---------- Data provided

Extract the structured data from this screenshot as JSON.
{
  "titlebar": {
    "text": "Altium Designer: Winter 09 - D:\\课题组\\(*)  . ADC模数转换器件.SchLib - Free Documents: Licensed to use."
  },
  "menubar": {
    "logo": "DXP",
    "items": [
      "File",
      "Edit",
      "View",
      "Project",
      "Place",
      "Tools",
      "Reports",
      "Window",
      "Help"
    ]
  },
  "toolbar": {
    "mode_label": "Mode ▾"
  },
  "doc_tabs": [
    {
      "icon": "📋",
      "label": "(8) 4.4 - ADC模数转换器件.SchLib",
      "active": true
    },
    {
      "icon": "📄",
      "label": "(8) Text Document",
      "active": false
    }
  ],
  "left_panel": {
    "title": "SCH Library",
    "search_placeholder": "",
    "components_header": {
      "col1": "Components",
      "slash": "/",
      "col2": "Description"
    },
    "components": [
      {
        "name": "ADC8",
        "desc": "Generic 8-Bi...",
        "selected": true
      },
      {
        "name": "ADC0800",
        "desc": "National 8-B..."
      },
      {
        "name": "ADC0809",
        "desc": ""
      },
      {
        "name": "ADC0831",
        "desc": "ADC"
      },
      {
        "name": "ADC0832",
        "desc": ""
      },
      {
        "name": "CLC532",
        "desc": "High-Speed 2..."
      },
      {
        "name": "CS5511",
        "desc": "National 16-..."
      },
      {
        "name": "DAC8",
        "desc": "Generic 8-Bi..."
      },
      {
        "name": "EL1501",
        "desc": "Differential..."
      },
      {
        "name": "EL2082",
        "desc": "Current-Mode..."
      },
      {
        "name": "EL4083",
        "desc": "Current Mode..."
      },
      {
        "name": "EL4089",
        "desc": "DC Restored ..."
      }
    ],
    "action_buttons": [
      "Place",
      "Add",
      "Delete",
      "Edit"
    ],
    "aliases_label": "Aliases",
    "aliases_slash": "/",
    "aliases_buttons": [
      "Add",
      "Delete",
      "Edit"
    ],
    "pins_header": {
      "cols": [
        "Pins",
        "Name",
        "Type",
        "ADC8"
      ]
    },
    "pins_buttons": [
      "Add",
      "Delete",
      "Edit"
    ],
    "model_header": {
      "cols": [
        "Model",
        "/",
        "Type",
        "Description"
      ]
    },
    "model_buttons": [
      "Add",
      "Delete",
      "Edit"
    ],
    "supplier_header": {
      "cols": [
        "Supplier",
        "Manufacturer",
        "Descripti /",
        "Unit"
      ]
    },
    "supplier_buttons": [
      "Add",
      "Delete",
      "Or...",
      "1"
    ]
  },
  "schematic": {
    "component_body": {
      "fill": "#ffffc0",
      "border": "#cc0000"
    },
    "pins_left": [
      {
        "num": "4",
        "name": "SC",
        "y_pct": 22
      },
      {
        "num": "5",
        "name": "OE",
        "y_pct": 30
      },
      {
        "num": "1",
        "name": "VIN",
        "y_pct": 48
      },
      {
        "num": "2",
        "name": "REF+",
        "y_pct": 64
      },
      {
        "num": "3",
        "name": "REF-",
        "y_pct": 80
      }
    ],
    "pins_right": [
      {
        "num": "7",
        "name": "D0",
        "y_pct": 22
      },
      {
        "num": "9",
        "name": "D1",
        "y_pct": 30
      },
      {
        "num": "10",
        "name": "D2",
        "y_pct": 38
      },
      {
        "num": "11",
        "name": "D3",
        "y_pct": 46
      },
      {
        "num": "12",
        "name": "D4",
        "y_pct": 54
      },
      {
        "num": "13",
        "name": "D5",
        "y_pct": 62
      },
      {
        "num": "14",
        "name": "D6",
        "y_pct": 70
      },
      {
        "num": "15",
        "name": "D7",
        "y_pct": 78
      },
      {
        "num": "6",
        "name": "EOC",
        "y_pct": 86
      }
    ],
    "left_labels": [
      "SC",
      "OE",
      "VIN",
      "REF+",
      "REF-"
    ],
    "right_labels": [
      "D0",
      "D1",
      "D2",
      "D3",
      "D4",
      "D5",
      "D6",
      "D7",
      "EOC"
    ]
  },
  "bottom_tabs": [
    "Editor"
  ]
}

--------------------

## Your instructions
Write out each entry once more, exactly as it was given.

## Response
Extract the structured data from this screenshot as JSON.
{
  "titlebar": {
    "text": "Altium Designer: Winter 09 - D:\\课题组\\(*)  . ADC模数转换器件.SchLib - Free Documents: Licensed to use."
  },
  "menubar": {
    "logo": "DXP",
    "items": [
      "File",
      "Edit",
      "View",
      "Project",
      "Place",
      "Tools",
      "Reports",
      "Window",
      "Help"
    ]
  },
  "toolbar": {
    "mode_label": "Mode ▾"
  },
  "doc_tabs": [
    {
      "icon": "📋",
      "label": "(8) 4.4 - ADC模数转换器件.SchLib",
      "active": true
    },
    {
      "icon": "📄",
      "label": "(8) Text Document",
      "active": false
    }
  ],
  "left_panel": {
    "title": "SCH Library",
    "search_placeholder": "",
    "components_header": {
      "col1": "Components",
      "slash": "/",
      "col2": "Description"
    },
    "components": [
      {
        "name": "ADC8",
        "desc": "Generic 8-Bi...",
        "selected": true
      },
      {
        "name": "ADC0800",
        "desc": "National 8-B..."
      },
      {
        "name": "ADC0809",
        "desc": ""
      },
      {
        "name": "ADC0831",
        "desc": "ADC"
      },
      {
        "name": "ADC0832",
        "desc": ""
      },
      {
        "name": "CLC532",
        "desc": "High-Speed 2..."
      },
      {
        "name": "CS5511",
        "desc": "National 16-..."
      },
      {
        "name": "DAC8",
        "desc": "Generic 8-Bi..."
      },
      {
        "name": "EL1501",
        "desc": "Differential..."
      },
      {
        "name": "EL2082",
        "desc": "Current-Mode..."
      },
      {
        "name": "EL4083",
        "desc": "Current Mode..."
      },
      {
        "name": "EL4089",
        "desc": "DC Restored ..."
      }
    ],
    "action_buttons": [
      "Place",
      "Add",
      "Delete",
      "Edit"
    ],
    "aliases_label": "Aliases",
    "aliases_slash": "/",
    "aliases_buttons": [
      "Add",
      "Delete",
      "Edit"
    ],
    "pins_header": {
      "cols": [
        "Pins",
        "Name",
        "Type",
        "ADC8"
      ]
    },
    "pins_buttons": [
      "Add",
      "Delete",
      "Edit"
    ],
    "model_header": {
      "cols": [
        "Model",
        "/",
        "Type",
        "Description"
      ]
    },
    "model_buttons": [
      "Add",
      "Delete",
      "Edit"
    ],
    "supplier_header": {
      "cols": [
        "Supplier",
        "Manufacturer",
        "Descripti /",
        "Unit"
      ]
    },
    "supplier_buttons": [
      "Add",
      "Delete",
      "Or...",
      "1"
    ]
  },
  "schematic": {
    "component_body": {
      "fill": "#ffffc0",
      "border": "#cc0000"
    },
    "pins_left": [
      {
        "num": "4",
        "name": "SC",
        "y_pct": 22
      },
      {
        "num": "5",
        "name": "OE",
        "y_pct": 30
      },
      {
        "num": "1",
        "name": "VIN",
        "y_pct": 48
      },
      {
        "num": "2",
        "name": "REF+",
        "y_pct": 64
      },
      {
        "num": "3",
        "name": "REF-",
        "y_pct": 80
      }
    ],
    "pins_right": [
      {
        "num": "7",
        "name": "D0",
        "y_pct": 22
      },
      {
        "num": "9",
        "name": "D1",
        "y_pct": 30
      },
      {
        "num": "10",
        "name": "D2",
        "y_pct": 38
      },
      {
        "num": "11",
        "name": "D3",
        "y_pct": 46
      },
      {
        "num": "12",
        "name": "D4",
        "y_pct": 54
      },
      {
        "num": "13",
        "name": "D5",
        "y_pct": 62
      },
      {
        "num": "14",
        "name": "D6",
        "y_pct": 70
      },
      {
        "num": "15",
        "name": "D7",
        "y_pct": 78
      },
      {
        "num": "6",
        "name": "EOC",
        "y_pct": 86
      }
    ],
    "left_labels": [
      "SC",
      "OE",
      "VIN",
      "REF+",
      "REF-"
    ],
    "right_labels": [
      "D0",
      "D1",
      "D2",
      "D3",
      "D4",
      "D5",
      "D6",
      "D7",
      "EOC"
    ]
  },
  "bottom_tabs": [
    "Editor"
  ]
}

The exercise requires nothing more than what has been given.